hooking up battery to arduino

It say you can hook up 7-12V to it. How much ma can it be. I have a 9.6V 600ma Nicd batter, also I have some AA 2450ma and AAA 850ma. So can any of these battery power it as long as I don’t go under or over the V range.

Yes any of those can work. Of course the more limited mah rating of the AAA cells won’t power the board for as long as the others.

I use a 2 series cell lithium poly battery that is probably around 850mah and it works fine for software development for several days between charges, however if I start running a stepper motor or servos it has to be charged much more often.


so what the Ma range to power the Arduino. I don’t know much about Ma so just wondering. I need to look up that kind of stuff. Thanks for your help.

One thing to be aware of is that you have said the batteries were however many “ma”.
But they aren’t!
The battery ratings are in “mah”. As discussed by retrolefty above.
Milli-amps (‘ma’, 1/1000ths of an amp) are a measure of current flow rate.
Milli-amp-hours (‘mah’) are a measure of capacity (flow rate times time).
The difference matters!
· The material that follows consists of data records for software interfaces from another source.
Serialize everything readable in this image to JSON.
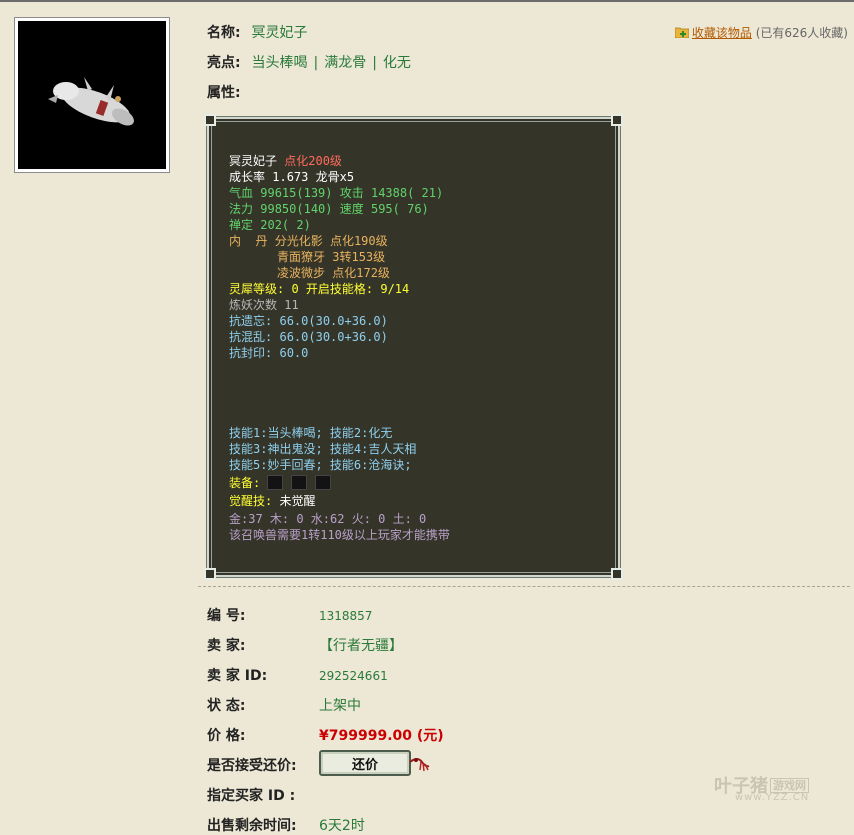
{
  "item": {
    "name_label": "名称:",
    "name": "冥灵妃子",
    "highlight_label": "亮点:",
    "highlights": [
      "当头棒喝",
      "满龙骨",
      "化无"
    ],
    "highlight_sep": "|",
    "attr_label": "属性:",
    "favorite_link": "收藏该物品",
    "favorite_count": "(已有626人收藏)"
  },
  "stats": {
    "name": "冥灵妃子",
    "enhance": "点化200级",
    "growth_label": "成长率",
    "growth": "1.673",
    "dragon_bone": "龙骨x5",
    "hp_label": "气血",
    "hp": "99615(139)",
    "atk_label": "攻击",
    "atk": "14388( 21)",
    "mp_label": "法力",
    "mp": "99850(140)",
    "spd_label": "速度",
    "spd": "595( 76)",
    "calm_label": "禅定",
    "calm": "202( 2)",
    "core_label": "内  丹",
    "core1_name": "分光化影",
    "core1_level": "点化190级",
    "core2_name": "青面獠牙",
    "core2_level": "3转153级",
    "core3_name": "凌波微步",
    "core3_level": "点化172级",
    "spirit_line": "灵犀等级: 0 开启技能格: 9/14",
    "refine_label": "炼妖次数",
    "refine": "11",
    "resist1_label": "抗遗忘:",
    "resist1": "66.0(30.0+36.0)",
    "resist2_label": "抗混乱:",
    "resist2": "66.0(30.0+36.0)",
    "resist3_label": "抗封印:",
    "resist3": "60.0",
    "skills1": "技能1:当头棒喝; 技能2:化无",
    "skills2": "技能3:神出鬼没; 技能4:吉人天相",
    "skills3": "技能5:妙手回春; 技能6:沧海诀;",
    "equip_label": "装备:",
    "awaken_label": "觉醒技:",
    "awaken": "未觉醒",
    "elements": "金:37 木: 0 水:62 火: 0 土: 0",
    "requirement": "该召唤兽需要1转110级以上玩家才能携带"
  },
  "details": {
    "id_label": "编        号:",
    "id": "1318857",
    "seller_label": "卖        家:",
    "seller": "【行者无疆】",
    "seller_id_label": "卖  家  ID:",
    "seller_id": "292524661",
    "status_label": "状        态:",
    "status": "上架中",
    "price_label": "价        格:",
    "price": "¥799999.00 (元)",
    "bargain_label": "是否接受还价:",
    "bargain_button": "还价",
    "buyer_label": "指定买家 ID  :",
    "time_label": "出售剩余时间:",
    "time_left": "6天2时"
  },
  "watermark": {
    "text": "叶子猪",
    "box": "游戏网",
    "url": "www.YZZ.CN"
  },
  "colors": {
    "page_bg": "#ede8d6",
    "panel_bg": "#343429",
    "value_green": "#2a7a3a",
    "price_red": "#cc0000",
    "link_orange": "#b25a00"
  }
}
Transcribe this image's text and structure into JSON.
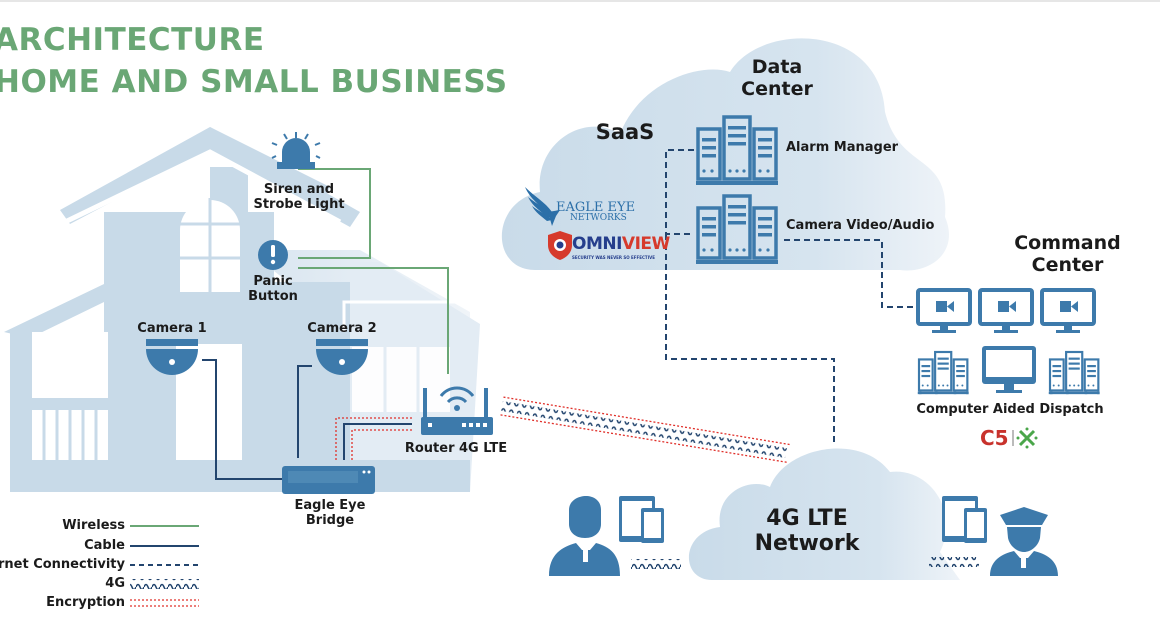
{
  "title": {
    "line1": "ARCHITECTURE",
    "line2": "HOME AND SMALL BUSINESS"
  },
  "colors": {
    "title_green": "#6aa775",
    "icon_blue": "#3d7aab",
    "house_fill": "#c8dae8",
    "cloud_fill": "#cfdfeb",
    "wireless": "#6aa775",
    "cable": "#23456e",
    "internet": "#23456e",
    "encryption": "#e0302a",
    "omniview_red": "#d63a2c",
    "c5_red": "#c8322c",
    "cdmx_green": "#4aa64a"
  },
  "house": {
    "siren_label_1": "Siren and",
    "siren_label_2": "Strobe Light",
    "panic_label_1": "Panic",
    "panic_label_2": "Button",
    "camera1_label": "Camera 1",
    "camera2_label": "Camera 2",
    "router_label": "Router 4G LTE",
    "bridge_label_1": "Eagle Eye",
    "bridge_label_2": "Bridge"
  },
  "cloud": {
    "saas_label": "SaaS",
    "datacenter_label_1": "Data",
    "datacenter_label_2": "Center",
    "alarm_manager_label": "Alarm Manager",
    "camera_video_label": "Camera Video/Audio",
    "eagle_eye_logo_1": "EAGLE EYE",
    "eagle_eye_logo_2": "NETWORKS",
    "omniview_logo_a": "OMNI",
    "omniview_logo_b": "VIEW",
    "omniview_tagline": "SECURITY WAS NEVER SO EFFECTIVE"
  },
  "command_center": {
    "label_1": "Command",
    "label_2": "Center",
    "cad_label": "Computer Aided Dispatch",
    "c5_logo": "C5",
    "monitors": 3,
    "server_racks": 2
  },
  "network": {
    "label_1": "4G LTE",
    "label_2": "Network"
  },
  "legend": {
    "items": [
      {
        "label": "Wireless",
        "style": "solid-green"
      },
      {
        "label": "Cable",
        "style": "solid-navy"
      },
      {
        "label": "Internet Connectivity",
        "style": "dashed-navy"
      },
      {
        "label": "4G",
        "style": "wave"
      },
      {
        "label": "Encryption",
        "style": "dotted-red"
      }
    ]
  },
  "icons": {
    "siren": "siren-icon",
    "panic": "exclamation-icon",
    "camera": "dome-camera-icon",
    "router": "wifi-router-icon",
    "bridge": "bridge-device-icon",
    "server": "server-rack-icon",
    "monitor": "video-monitor-icon",
    "user": "business-user-icon",
    "police": "police-officer-icon",
    "devices": "tablet-phone-icon"
  }
}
If it helps, think of capacity as water capacity, voltage as water pressure, and current as the water flow rate (like gallons per hour or litres per second).

You know that the Arduino wants a bit more than 5 volts to its battery connector.
If you were to hook up six AA’s (in series) you’d get about the right voltage for the Arduino, and about the same voltage as you’d get from hooking up six AAA’s in series.
But the capacity (mah) numbers you give for your batteries suggest that the Arduino would run for about 3 times as long on your AA’s (before the batteries went flat) than on your AAA’s and four times longer than it would run from your ‘9.6volt’ .

The actual current (“ma”) demand from your Arduino (and project) can vary widely, depending on what you are doing and what all you are powering.

A mains “usb charger” (like an iPod charger as one example) usually seems to work well for power away from the computer, if you don’t mind being tethered to the mains.

that_chap gave some good information, but I’ll throw in a small point that may help change newcomer’s understanding: a power source doesn’t “push” the current through the device, the device “demands” current when it connects between two terminals with sufficient voltage.

So if you see an AC/DC adapter that says 500mA, it can support the demands of any device up to 500mA. It’s okay to use a 20mA device on that adapter, assuming the voltage/polarity/plugsize are compatible.

What’s the bare minimum voltage that arduino needs? I have a 7.2v battery that I’m hoping I can power it from so I don’t have to use 2 different batteries (one for arduino, one for everything else).

it depends on what board you’re using; go here: http://arduino.cc/en/Main/Hardware

then select your board that you have, and in the summary section they have recommended voltage inputs and the absolute limits of voltage inputs. (i ended up just using a 9V for my project, worked fine.)

Oh, I didn’t realize that was on the specs page. So I should be good without a separate battery. good to know.